|Title:||Situated Knowledge and the Virtual Science and Industry Museum: Problems in the Social-Technical Interface|
|Authors:||Terry Hemmings, Colin Divall, Gaby Porter|
|Publication:||MW97: Museums and the Web 1997|

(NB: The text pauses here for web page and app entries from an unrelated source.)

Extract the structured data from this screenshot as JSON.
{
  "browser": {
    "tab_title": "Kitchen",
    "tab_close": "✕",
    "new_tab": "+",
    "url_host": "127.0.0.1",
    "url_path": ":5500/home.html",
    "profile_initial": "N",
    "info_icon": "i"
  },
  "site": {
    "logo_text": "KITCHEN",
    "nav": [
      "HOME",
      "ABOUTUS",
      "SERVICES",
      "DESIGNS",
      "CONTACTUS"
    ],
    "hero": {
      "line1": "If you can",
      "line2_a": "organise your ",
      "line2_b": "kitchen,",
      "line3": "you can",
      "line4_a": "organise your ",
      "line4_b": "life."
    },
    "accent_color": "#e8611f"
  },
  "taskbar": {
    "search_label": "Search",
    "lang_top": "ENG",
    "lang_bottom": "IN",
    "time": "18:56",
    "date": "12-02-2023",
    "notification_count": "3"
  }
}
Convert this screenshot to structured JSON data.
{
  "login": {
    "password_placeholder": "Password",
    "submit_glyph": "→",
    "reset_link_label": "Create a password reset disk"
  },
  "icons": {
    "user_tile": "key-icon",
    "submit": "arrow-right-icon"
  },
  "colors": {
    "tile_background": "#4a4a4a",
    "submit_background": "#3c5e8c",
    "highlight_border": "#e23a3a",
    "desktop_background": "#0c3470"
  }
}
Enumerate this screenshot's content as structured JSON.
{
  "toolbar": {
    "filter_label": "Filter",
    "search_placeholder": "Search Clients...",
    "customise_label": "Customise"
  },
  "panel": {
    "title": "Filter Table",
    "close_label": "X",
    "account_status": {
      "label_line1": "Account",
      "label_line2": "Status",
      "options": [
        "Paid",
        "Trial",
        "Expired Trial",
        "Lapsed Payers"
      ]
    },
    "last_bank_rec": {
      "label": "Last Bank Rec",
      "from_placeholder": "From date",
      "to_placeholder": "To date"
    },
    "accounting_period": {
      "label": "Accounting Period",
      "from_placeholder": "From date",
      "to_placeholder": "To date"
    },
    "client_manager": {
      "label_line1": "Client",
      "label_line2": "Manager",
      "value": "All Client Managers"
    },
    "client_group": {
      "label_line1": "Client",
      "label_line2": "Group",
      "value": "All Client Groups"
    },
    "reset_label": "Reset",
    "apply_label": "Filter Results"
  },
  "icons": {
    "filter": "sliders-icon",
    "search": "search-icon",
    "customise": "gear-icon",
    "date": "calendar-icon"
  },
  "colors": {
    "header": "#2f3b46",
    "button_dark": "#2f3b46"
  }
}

The museum is a perspicuous site for analyzing the complex interplay between social, organizational, cultural, and political factors which have relevance to the design and use of \"virtual\" technology. Specifically, the introduction of virtual technologies in museums runs up against the issue of the situated character of information use. Across a number of disciplines (anthropology, sociology, psychology, cognitive science) there is growing recognition of the `situatedness\' of knowledge and its importance for the design and use of technology. This awareness is fostered by the fact that technological developments are often associated with disappointing gains for users. The effective use of technology relies on the degree to which it can be embedded in or made congruent with the `local\' practices of people who are working with it. This paper argues that the value of virtual technologies in museums depends upon the extent to which the design of such technologies takes account of t! he ordinary practices of museum users. Drawing upon field research in two museums of science and technology, both of which are in the process of introducing virtual technologies and exploring the possibilities of on-line access, findings are presented which suggest that the success of such developments will depend on the extent to which they are informed by detailed understanding of practice, both among museum visitors and curatorial and educational professionals.